What to do if your client doesn’t make a payment

The most helpful tip I received when I found myself in a situation where a client didn’t make a payment was to continue being polite, professional, and respectful, but also personable. Understand the possibilities why your client may have difficulty making the payment, and consider accepting a payment plan to collect the money in installments over a period of months. This method requires a considerable amount of follow up, but increases your chances of recovering some or all of the money owed. Showing the client that you are willing to work with them on a solution without judgement can keep the line of communication open, which is necessary when attempting to recover your payment.

If continuing to be polite and personable hasn’t worked, you can shift your tone to be more serious while still remaining professional and respectful. If you have given your client additional time to make payments but they still haven’t paid, explain your situation and express that their late payment has caused great inconvenience for you and your financial planning. Remember it is important to keep the line of communication with your client open, and be honest. If you are considering sharing your experience with your peers, colleagues, or on a public review site like the BBB, voice your intentions to your client first, because doing so without warning may cut off any communication and prohibit you from ever seeing your payment. More extreme methods for recovering payments are to send their unpaid invoices to collections or factoring agencies, or taking your case to small claims court which is often expensive and widely considered to not be worth pursuing in most cases.

Have you ever had to deal with a client who didn’t pay on time?

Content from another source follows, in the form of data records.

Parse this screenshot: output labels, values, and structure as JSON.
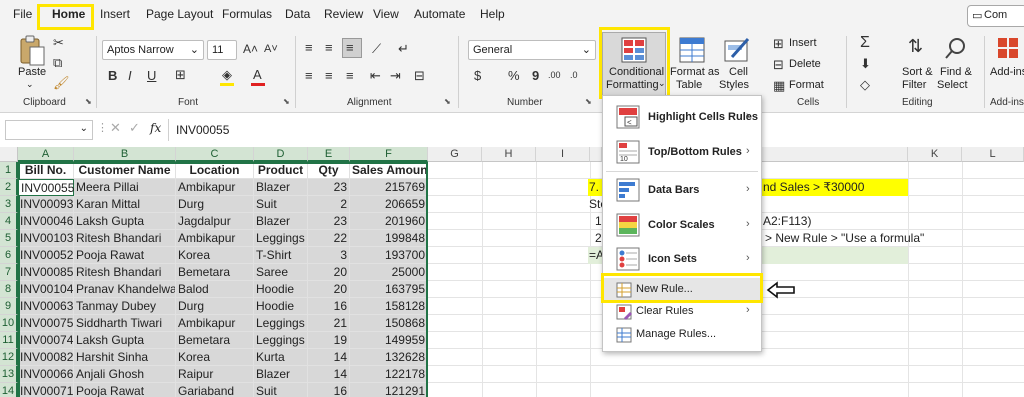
{
  "tabs": [
    "File",
    "Home",
    "Insert",
    "Page Layout",
    "Formulas",
    "Data",
    "Review",
    "View",
    "Automate",
    "Help"
  ],
  "active_tab": "Home",
  "comments_button": "Com",
  "ribbon": {
    "clipboard": {
      "paste": "Paste",
      "group": "Clipboard"
    },
    "font": {
      "name": "Aptos Narrow",
      "size": "11",
      "group": "Font"
    },
    "alignment": {
      "group": "Alignment"
    },
    "number": {
      "format": "General",
      "group": "Number"
    },
    "styles": {
      "conditional_formatting_line1": "Conditional",
      "conditional_formatting_line2": "Formatting",
      "format_as_table_line1": "Format as",
      "format_as_table_line2": "Table",
      "cell_styles_line1": "Cell",
      "cell_styles_line2": "Styles"
    },
    "cells": {
      "insert": "Insert",
      "delete": "Delete",
      "format": "Format",
      "group": "Cells"
    },
    "editing": {
      "sort_filter_line1": "Sort &",
      "sort_filter_line2": "Filter",
      "find_select_line1": "Find &",
      "find_select_line2": "Select",
      "group": "Editing"
    },
    "addins": {
      "label": "Add-ins",
      "group": "Add-ins"
    }
  },
  "formula_bar": {
    "name_box": "",
    "fx": "fx",
    "content": "INV00055"
  },
  "columns": [
    "A",
    "B",
    "C",
    "D",
    "E",
    "F",
    "G",
    "H",
    "I",
    "J",
    "K",
    "L"
  ],
  "rows": [
    "1",
    "2",
    "3",
    "4",
    "5",
    "6",
    "7",
    "8",
    "9",
    "10",
    "11",
    "12",
    "13",
    "14"
  ],
  "table": {
    "headers": [
      "Bill No.",
      "Customer Name",
      "Location",
      "Product",
      "Qty",
      "Sales Amount"
    ],
    "rows": [
      [
        "INV00055",
        "Meera Pillai",
        "Ambikapur",
        "Blazer",
        "23",
        "215769"
      ],
      [
        "INV00093",
        "Karan Mittal",
        "Durg",
        "Suit",
        "2",
        "206659"
      ],
      [
        "INV00046",
        "Laksh Gupta",
        "Jagdalpur",
        "Blazer",
        "23",
        "201960"
      ],
      [
        "INV00103",
        "Ritesh Bhandari",
        "Ambikapur",
        "Leggings",
        "22",
        "199848"
      ],
      [
        "INV00052",
        "Pooja Rawat",
        "Korea",
        "T-Shirt",
        "3",
        "193700"
      ],
      [
        "INV00085",
        "Ritesh Bhandari",
        "Bemetara",
        "Saree",
        "20",
        "25000"
      ],
      [
        "INV00104",
        "Pranav Khandelwal",
        "Balod",
        "Hoodie",
        "20",
        "163795"
      ],
      [
        "INV00063",
        "Tanmay Dubey",
        "Durg",
        "Hoodie",
        "16",
        "158128"
      ],
      [
        "INV00075",
        "Siddharth Tiwari",
        "Ambikapur",
        "Leggings",
        "21",
        "150868"
      ],
      [
        "INV00074",
        "Laksh Gupta",
        "Bemetara",
        "Leggings",
        "19",
        "149959"
      ],
      [
        "INV00082",
        "Harshit Sinha",
        "Korea",
        "Kurta",
        "14",
        "132628"
      ],
      [
        "INV00066",
        "Anjali Ghosh",
        "Raipur",
        "Blazer",
        "14",
        "122178"
      ],
      [
        "INV00071",
        "Pooja Rawat",
        "Gariaband",
        "Suit",
        "16",
        "121291"
      ]
    ]
  },
  "notes": {
    "title_left": "7. H",
    "title_right": "nd Sales > ₹30000",
    "steps_label": "Ste",
    "step1_left": "1.",
    "step1_right": "A2:F113)",
    "step2_left": "2.",
    "step2_right": "> New Rule > \"Use a formula\"",
    "formula_left": "=AI"
  },
  "menu": {
    "items": [
      {
        "label": "Highlight Cells Rules",
        "underline": "H"
      },
      {
        "label": "Top/Bottom Rules",
        "underline": "T"
      },
      {
        "label": "Data Bars",
        "underline": "D"
      },
      {
        "label": "Color Scales",
        "underline": "S"
      },
      {
        "label": "Icon Sets",
        "underline": "I"
      },
      {
        "label": "New Rule...",
        "underline": "N"
      },
      {
        "label": "Clear Rules",
        "underline": "C"
      },
      {
        "label": "Manage Rules...",
        "underline": "R"
      }
    ]
  },
  "colors": {
    "highlight": "#ffe600",
    "excel_green": "#217346",
    "note_yellow": "#ffff00",
    "note_green": "#e2efda"
  }
}
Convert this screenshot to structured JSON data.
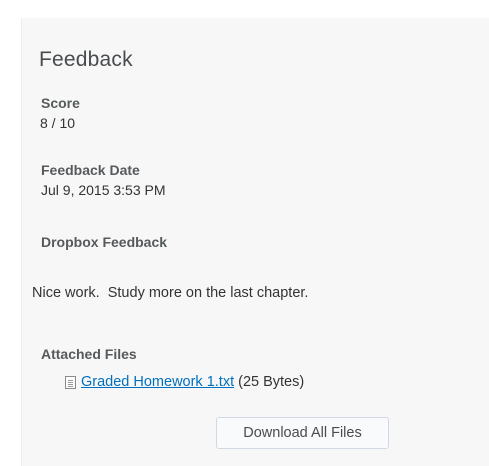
{
  "feedback": {
    "title": "Feedback",
    "score_label": "Score",
    "score_value": "8 / 10",
    "date_label": "Feedback Date",
    "date_value": "Jul 9, 2015 3:53 PM",
    "dropbox_label": "Dropbox Feedback",
    "comment": "Nice work.  Study more on the last chapter.",
    "attached_label": "Attached Files",
    "file": {
      "icon": "text-file-icon",
      "name": "Graded Homework 1.txt",
      "size": "(25 Bytes)"
    },
    "download_all_label": "Download All Files"
  },
  "colors": {
    "panel_background": "#f7f7f7",
    "link": "#006fbf",
    "label_text": "#565a5c"
  }
}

What did you do to recover that payment, and make sure it didn’t happen to you again?